Every word of the listing should be reproduced without alteration.

━━ Task input ━━

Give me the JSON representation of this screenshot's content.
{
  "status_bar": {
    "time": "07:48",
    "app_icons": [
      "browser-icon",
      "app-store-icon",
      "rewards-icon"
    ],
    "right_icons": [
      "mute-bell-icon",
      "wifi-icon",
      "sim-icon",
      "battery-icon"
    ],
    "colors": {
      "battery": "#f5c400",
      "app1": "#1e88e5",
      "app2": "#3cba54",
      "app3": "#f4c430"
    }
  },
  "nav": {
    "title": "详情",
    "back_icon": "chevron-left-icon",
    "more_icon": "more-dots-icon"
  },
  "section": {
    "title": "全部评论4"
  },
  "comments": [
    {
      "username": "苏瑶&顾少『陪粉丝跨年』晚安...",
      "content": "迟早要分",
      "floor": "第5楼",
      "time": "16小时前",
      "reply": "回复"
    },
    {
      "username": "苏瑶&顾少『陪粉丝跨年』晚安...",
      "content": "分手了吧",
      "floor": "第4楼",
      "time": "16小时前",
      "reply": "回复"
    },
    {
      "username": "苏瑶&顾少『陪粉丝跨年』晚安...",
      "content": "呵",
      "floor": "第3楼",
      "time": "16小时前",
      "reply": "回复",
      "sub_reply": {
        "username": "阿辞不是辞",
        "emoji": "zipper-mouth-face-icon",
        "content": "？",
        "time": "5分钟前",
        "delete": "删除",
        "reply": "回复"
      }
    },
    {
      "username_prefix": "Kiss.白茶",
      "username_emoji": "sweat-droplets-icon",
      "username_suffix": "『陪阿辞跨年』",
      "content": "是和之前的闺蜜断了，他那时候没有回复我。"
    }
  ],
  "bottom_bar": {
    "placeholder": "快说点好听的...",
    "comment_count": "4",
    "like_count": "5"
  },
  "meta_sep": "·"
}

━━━

- [Task answer]
Give me the JSON representation of this screenshot's content.
{
  "status_bar": {
    "time": "07:48",
    "app_icons": [
      "browser-icon",
      "app-store-icon",
      "rewards-icon"
    ],
    "right_icons": [
      "mute-bell-icon",
      "wifi-icon",
      "sim-icon",
      "battery-icon"
    ],
    "colors": {
      "battery": "#f5c400",
      "app1": "#1e88e5",
      "app2": "#3cba54",
      "app3": "#f4c430"
    }
  },
  "nav": {
    "title": "详情",
    "back_icon": "chevron-left-icon",
    "more_icon": "more-dots-icon"
  },
  "section": {
    "title": "全部评论4"
  },
  "comments": [
    {
      "username": "苏瑶&顾少『陪粉丝跨年』晚安...",
      "content": "迟早要分",
      "floor": "第5楼",
      "time": "16小时前",
      "reply": "回复"
    },
    {
      "username": "苏瑶&顾少『陪粉丝跨年』晚安...",
      "content": "分手了吧",
      "floor": "第4楼",
      "time": "16小时前",
      "reply": "回复"
    },
    {
      "username": "苏瑶&顾少『陪粉丝跨年』晚安...",
      "content": "呵",
      "floor": "第3楼",
      "time": "16小时前",
      "reply": "回复",
      "sub_reply": {
        "username": "阿辞不是辞",
        "emoji": "zipper-mouth-face-icon",
        "content": "？",
        "time": "5分钟前",
        "delete": "删除",
        "reply": "回复"
      }
    },
    {
      "username_prefix": "Kiss.白茶",
      "username_emoji": "sweat-droplets-icon",
      "username_suffix": "『陪阿辞跨年』",
      "content": "是和之前的闺蜜断了，他那时候没有回复我。"
    }
  ],
  "bottom_bar": {
    "placeholder": "快说点好听的...",
    "comment_count": "4",
    "like_count": "5"
  },
  "meta_sep": "·"
}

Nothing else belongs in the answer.